[Exercise prompt]:
Output each record below exactly as it stands, leaving out the pictures.

[Data shown]:
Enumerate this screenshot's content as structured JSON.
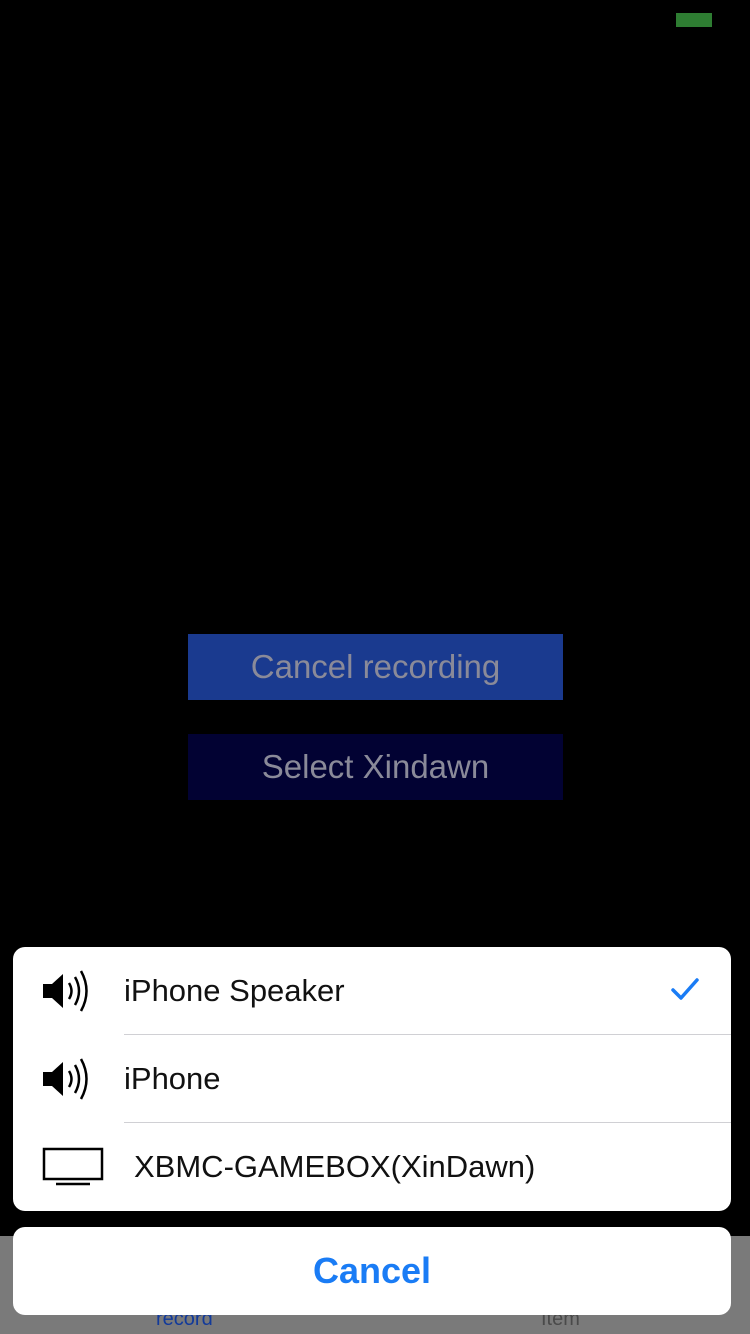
{
  "status": {
    "indicator_color": "#2e7d32"
  },
  "main": {
    "cancel_recording_label": "Cancel recording",
    "select_label": "Select Xindawn"
  },
  "tabbar": {
    "tabs": [
      {
        "label": "record",
        "active": true
      },
      {
        "label": "Item",
        "active": false
      }
    ]
  },
  "route_sheet": {
    "items": [
      {
        "icon": "speaker-icon",
        "label": "iPhone Speaker",
        "selected": true
      },
      {
        "icon": "speaker-icon",
        "label": "iPhone",
        "selected": false
      },
      {
        "icon": "tv-icon",
        "label": "XBMC-GAMEBOX(XinDawn)",
        "selected": false
      }
    ],
    "cancel_label": "Cancel",
    "accent_color": "#1a7cf5"
  }
}
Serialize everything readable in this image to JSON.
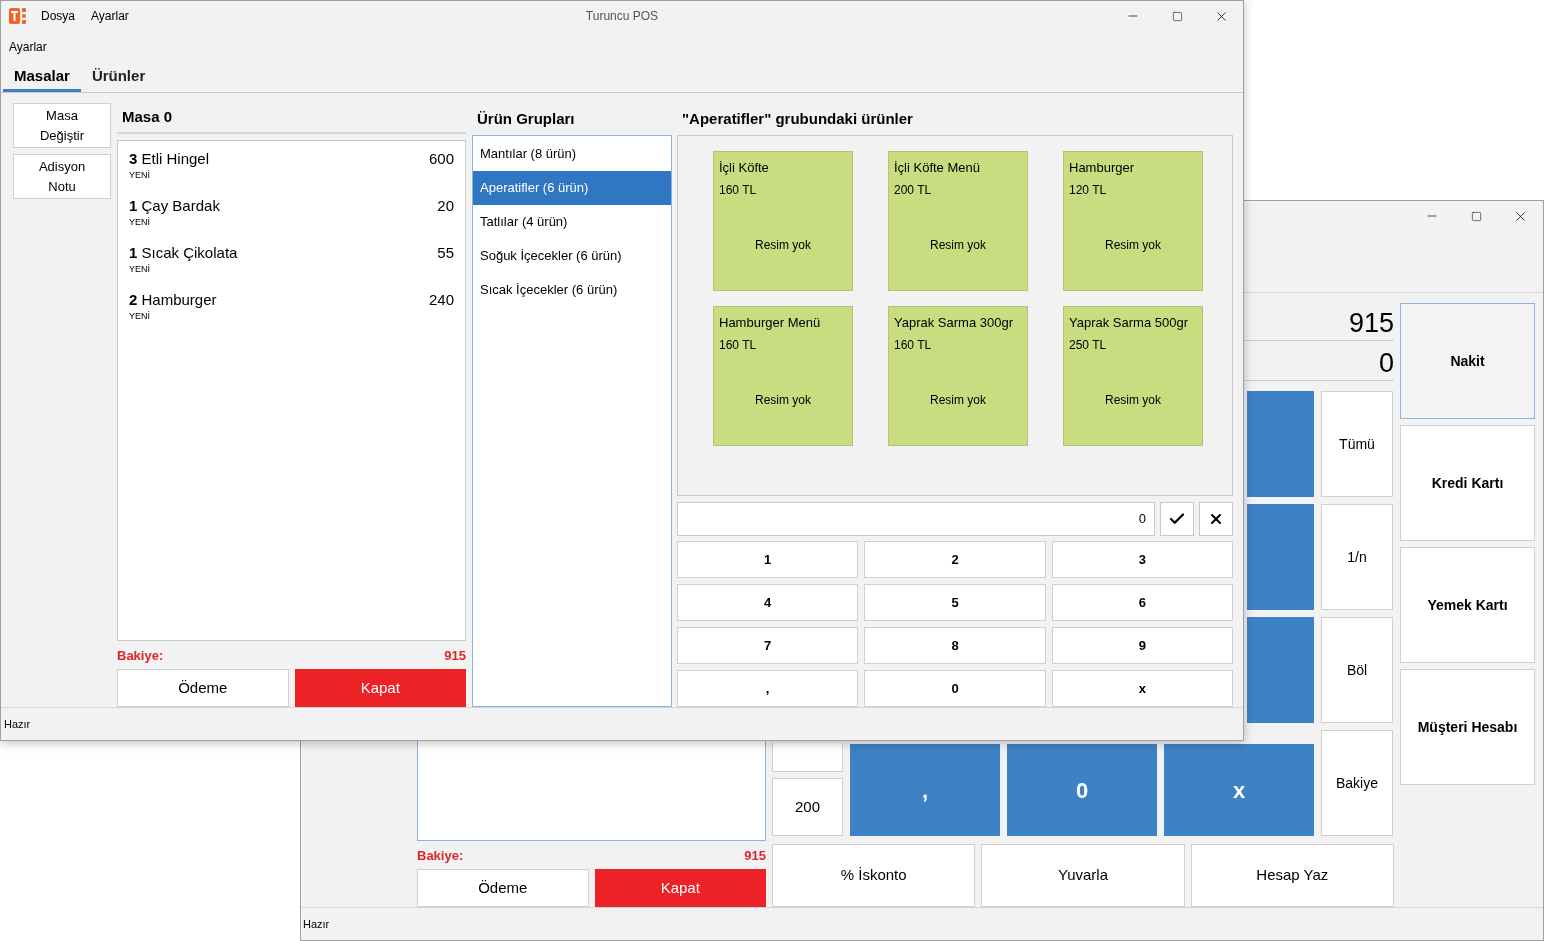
{
  "back_window": {
    "displays": [
      {
        "kind": "total",
        "value": "915"
      },
      {
        "kind": "entered",
        "value": "0"
      }
    ],
    "quick_amounts": [
      {
        "kind": "cut"
      },
      {
        "label": "200",
        "kind": "full"
      }
    ],
    "keypad_last_row": [
      ",",
      "0",
      "x"
    ],
    "split_buttons": [
      "Tümü",
      "1/n",
      "Böl",
      "Bakiye"
    ],
    "actions": [
      "% İskonto",
      "Yuvarla",
      "Hesap Yaz"
    ],
    "payment_methods": [
      {
        "label": "Nakit",
        "selected": true
      },
      {
        "label": "Kredi Kartı",
        "selected": false
      },
      {
        "label": "Yemek Kartı",
        "selected": false
      },
      {
        "label": "Müşteri Hesabı",
        "selected": false
      }
    ],
    "balance": {
      "label": "Bakiye:",
      "value": "915"
    },
    "buttons": [
      {
        "label": "Ödeme",
        "kind": "normal"
      },
      {
        "label": "Kapat",
        "kind": "danger"
      }
    ],
    "status_bar": "Hazır"
  },
  "front_window": {
    "menu": [
      "Dosya",
      "Ayarlar"
    ],
    "title": "Turuncu POS",
    "toolbar_label": "Ayarlar",
    "tabs": [
      {
        "label": "Masalar",
        "selected": true
      },
      {
        "label": "Ürünler",
        "selected": false
      }
    ],
    "side_buttons": [
      [
        "Masa",
        "Değiştir"
      ],
      [
        "Adisyon",
        "Notu"
      ]
    ],
    "table_title": "Masa 0",
    "order_items": [
      {
        "qty": "3",
        "name": "Etli Hingel",
        "price": "600",
        "status": "YENİ"
      },
      {
        "qty": "1",
        "name": "Çay Bardak",
        "price": "20",
        "status": "YENİ"
      },
      {
        "qty": "1",
        "name": "Sıcak Çikolata",
        "price": "55",
        "status": "YENİ"
      },
      {
        "qty": "2",
        "name": "Hamburger",
        "price": "240",
        "status": "YENİ"
      }
    ],
    "balance": {
      "label": "Bakiye:",
      "value": "915"
    },
    "buttons": [
      {
        "label": "Ödeme",
        "kind": "normal"
      },
      {
        "label": "Kapat",
        "kind": "danger"
      }
    ],
    "groups_title": "Ürün Grupları",
    "groups": [
      {
        "label": "Mantılar (8 ürün)",
        "selected": false
      },
      {
        "label": "Aperatifler (6 ürün)",
        "selected": true
      },
      {
        "label": "Tatlılar (4 ürün)",
        "selected": false
      },
      {
        "label": "Soğuk İçecekler (6 ürün)",
        "selected": false
      },
      {
        "label": "Sıcak İçecekler (6 ürün)",
        "selected": false
      }
    ],
    "products_title": "\"Aperatifler\" grubundaki ürünler",
    "products": [
      {
        "name": "İçli Köfte",
        "price": "160 TL",
        "image": "Resim yok"
      },
      {
        "name": "İçli Köfte Menü",
        "price": "200 TL",
        "image": "Resim yok"
      },
      {
        "name": "Hamburger",
        "price": "120 TL",
        "image": "Resim yok"
      },
      {
        "name": "Hamburger Menü",
        "price": "160 TL",
        "image": "Resim yok"
      },
      {
        "name": "Yaprak Sarma 300gr",
        "price": "160 TL",
        "image": "Resim yok"
      },
      {
        "name": "Yaprak Sarma 500gr",
        "price": "250 TL",
        "image": "Resim yok"
      }
    ],
    "quantity_value": "0",
    "keypad": [
      "1",
      "2",
      "3",
      "4",
      "5",
      "6",
      "7",
      "8",
      "9",
      ",",
      "0",
      "x"
    ],
    "status_bar": "Hazır"
  }
}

[Solution for this problem]:
Enumerate this screenshot's content as structured JSON.
{
  "status": {
    "indicator_color": "#2e7d32"
  },
  "main": {
    "cancel_recording_label": "Cancel recording",
    "select_label": "Select Xindawn"
  },
  "tabbar": {
    "tabs": [
      {
        "label": "record",
        "active": true
      },
      {
        "label": "Item",
        "active": false
      }
    ]
  },
  "route_sheet": {
    "items": [
      {
        "icon": "speaker-icon",
        "label": "iPhone Speaker",
        "selected": true
      },
      {
        "icon": "speaker-icon",
        "label": "iPhone",
        "selected": false
      },
      {
        "icon": "tv-icon",
        "label": "XBMC-GAMEBOX(XinDawn)",
        "selected": false
      }
    ],
    "cancel_label": "Cancel",
    "accent_color": "#1a7cf5"
  }
}
Serialize everything readable in this image to JSON.
{
  "back_window": {
    "displays": [
      {
        "kind": "total",
        "value": "915"
      },
      {
        "kind": "entered",
        "value": "0"
      }
    ],
    "quick_amounts": [
      {
        "kind": "cut"
      },
      {
        "label": "200",
        "kind": "full"
      }
    ],
    "keypad_last_row": [
      ",",
      "0",
      "x"
    ],
    "split_buttons": [
      "Tümü",
      "1/n",
      "Böl",
      "Bakiye"
    ],
    "actions": [
      "% İskonto",
      "Yuvarla",
      "Hesap Yaz"
    ],
    "payment_methods": [
      {
        "label": "Nakit",
        "selected": true
      },
      {
        "label": "Kredi Kartı",
        "selected": false
      },
      {
        "label": "Yemek Kartı",
        "selected": false
      },
      {
        "label": "Müşteri Hesabı",
        "selected": false
      }
    ],
    "balance": {
      "label": "Bakiye:",
      "value": "915"
    },
    "buttons": [
      {
        "label": "Ödeme",
        "kind": "normal"
      },
      {
        "label": "Kapat",
        "kind": "danger"
      }
    ],
    "status_bar": "Hazır"
  },
  "front_window": {
    "menu": [
      "Dosya",
      "Ayarlar"
    ],
    "title": "Turuncu POS",
    "toolbar_label": "Ayarlar",
    "tabs": [
      {
        "label": "Masalar",
        "selected": true
      },
      {
        "label": "Ürünler",
        "selected": false
      }
    ],
    "side_buttons": [
      [
        "Masa",
        "Değiştir"
      ],
      [
        "Adisyon",
        "Notu"
      ]
    ],
    "table_title": "Masa 0",
    "order_items": [
      {
        "qty": "3",
        "name": "Etli Hingel",
        "price": "600",
        "status": "YENİ"
      },
      {
        "qty": "1",
        "name": "Çay Bardak",
        "price": "20",
        "status": "YENİ"
      },
      {
        "qty": "1",
        "name": "Sıcak Çikolata",
        "price": "55",
        "status": "YENİ"
      },
      {
        "qty": "2",
        "name": "Hamburger",
        "price": "240",
        "status": "YENİ"
      }
    ],
    "balance": {
      "label": "Bakiye:",
      "value": "915"
    },
    "buttons": [
      {
        "label": "Ödeme",
        "kind": "normal"
      },
      {
        "label": "Kapat",
        "kind": "danger"
      }
    ],
    "groups_title": "Ürün Grupları",
    "groups": [
      {
        "label": "Mantılar (8 ürün)",
        "selected": false
      },
      {
        "label": "Aperatifler (6 ürün)",
        "selected": true
      },
      {
        "label": "Tatlılar (4 ürün)",
        "selected": false
      },
      {
        "label": "Soğuk İçecekler (6 ürün)",
        "selected": false
      },
      {
        "label": "Sıcak İçecekler (6 ürün)",
        "selected": false
      }
    ],
    "products_title": "\"Aperatifler\" grubundaki ürünler",
    "products": [
      {
        "name": "İçli Köfte",
        "price": "160 TL",
        "image": "Resim yok"
      },
      {
        "name": "İçli Köfte Menü",
        "price": "200 TL",
        "image": "Resim yok"
      },
      {
        "name": "Hamburger",
        "price": "120 TL",
        "image": "Resim yok"
      },
      {
        "name": "Hamburger Menü",
        "price": "160 TL",
        "image": "Resim yok"
      },
      {
        "name": "Yaprak Sarma 300gr",
        "price": "160 TL",
        "image": "Resim yok"
      },
      {
        "name": "Yaprak Sarma 500gr",
        "price": "250 TL",
        "image": "Resim yok"
      }
    ],
    "quantity_value": "0",
    "keypad": [
      "1",
      "2",
      "3",
      "4",
      "5",
      "6",
      "7",
      "8",
      "9",
      ",",
      "0",
      "x"
    ],
    "status_bar": "Hazır"
  }
}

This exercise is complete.